(Exercise materials)

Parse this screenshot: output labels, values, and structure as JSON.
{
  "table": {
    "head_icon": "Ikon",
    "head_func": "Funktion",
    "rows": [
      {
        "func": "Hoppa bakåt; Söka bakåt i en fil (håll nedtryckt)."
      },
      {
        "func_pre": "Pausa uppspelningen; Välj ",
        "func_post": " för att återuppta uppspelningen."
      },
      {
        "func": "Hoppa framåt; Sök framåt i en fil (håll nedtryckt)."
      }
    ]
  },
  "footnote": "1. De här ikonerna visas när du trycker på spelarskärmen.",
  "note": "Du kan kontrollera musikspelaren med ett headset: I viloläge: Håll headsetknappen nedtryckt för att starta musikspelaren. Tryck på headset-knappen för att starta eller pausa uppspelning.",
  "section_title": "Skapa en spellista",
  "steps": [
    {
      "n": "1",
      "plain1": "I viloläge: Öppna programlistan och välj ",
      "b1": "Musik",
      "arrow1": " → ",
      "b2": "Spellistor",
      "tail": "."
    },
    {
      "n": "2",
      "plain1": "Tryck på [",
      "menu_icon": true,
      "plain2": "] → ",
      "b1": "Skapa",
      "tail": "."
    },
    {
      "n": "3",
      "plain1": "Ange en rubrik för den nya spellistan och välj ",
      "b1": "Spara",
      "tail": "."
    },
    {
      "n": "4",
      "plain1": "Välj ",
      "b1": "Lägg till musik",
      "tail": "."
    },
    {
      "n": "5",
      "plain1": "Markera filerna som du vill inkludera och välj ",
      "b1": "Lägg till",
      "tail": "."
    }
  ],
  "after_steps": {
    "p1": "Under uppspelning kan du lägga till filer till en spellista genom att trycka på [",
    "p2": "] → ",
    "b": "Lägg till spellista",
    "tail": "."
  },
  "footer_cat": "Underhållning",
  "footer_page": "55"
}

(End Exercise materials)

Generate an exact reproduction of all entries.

Parse this screenshot: output labels, values, and structure as JSON.
{
  "table": {
    "head_icon": "Ikon",
    "head_func": "Funktion",
    "rows": [
      {
        "func": "Hoppa bakåt; Söka bakåt i en fil (håll nedtryckt)."
      },
      {
        "func_pre": "Pausa uppspelningen; Välj ",
        "func_post": " för att återuppta uppspelningen."
      },
      {
        "func": "Hoppa framåt; Sök framåt i en fil (håll nedtryckt)."
      }
    ]
  },
  "footnote": "1. De här ikonerna visas när du trycker på spelarskärmen.",
  "note": "Du kan kontrollera musikspelaren med ett headset: I viloläge: Håll headsetknappen nedtryckt för att starta musikspelaren. Tryck på headset-knappen för att starta eller pausa uppspelning.",
  "section_title": "Skapa en spellista",
  "steps": [
    {
      "n": "1",
      "plain1": "I viloläge: Öppna programlistan och välj ",
      "b1": "Musik",
      "arrow1": " → ",
      "b2": "Spellistor",
      "tail": "."
    },
    {
      "n": "2",
      "plain1": "Tryck på [",
      "menu_icon": true,
      "plain2": "] → ",
      "b1": "Skapa",
      "tail": "."
    },
    {
      "n": "3",
      "plain1": "Ange en rubrik för den nya spellistan och välj ",
      "b1": "Spara",
      "tail": "."
    },
    {
      "n": "4",
      "plain1": "Välj ",
      "b1": "Lägg till musik",
      "tail": "."
    },
    {
      "n": "5",
      "plain1": "Markera filerna som du vill inkludera och välj ",
      "b1": "Lägg till",
      "tail": "."
    }
  ],
  "after_steps": {
    "p1": "Under uppspelning kan du lägga till filer till en spellista genom att trycka på [",
    "p2": "] → ",
    "b": "Lägg till spellista",
    "tail": "."
  },
  "footer_cat": "Underhållning",
  "footer_page": "55"
}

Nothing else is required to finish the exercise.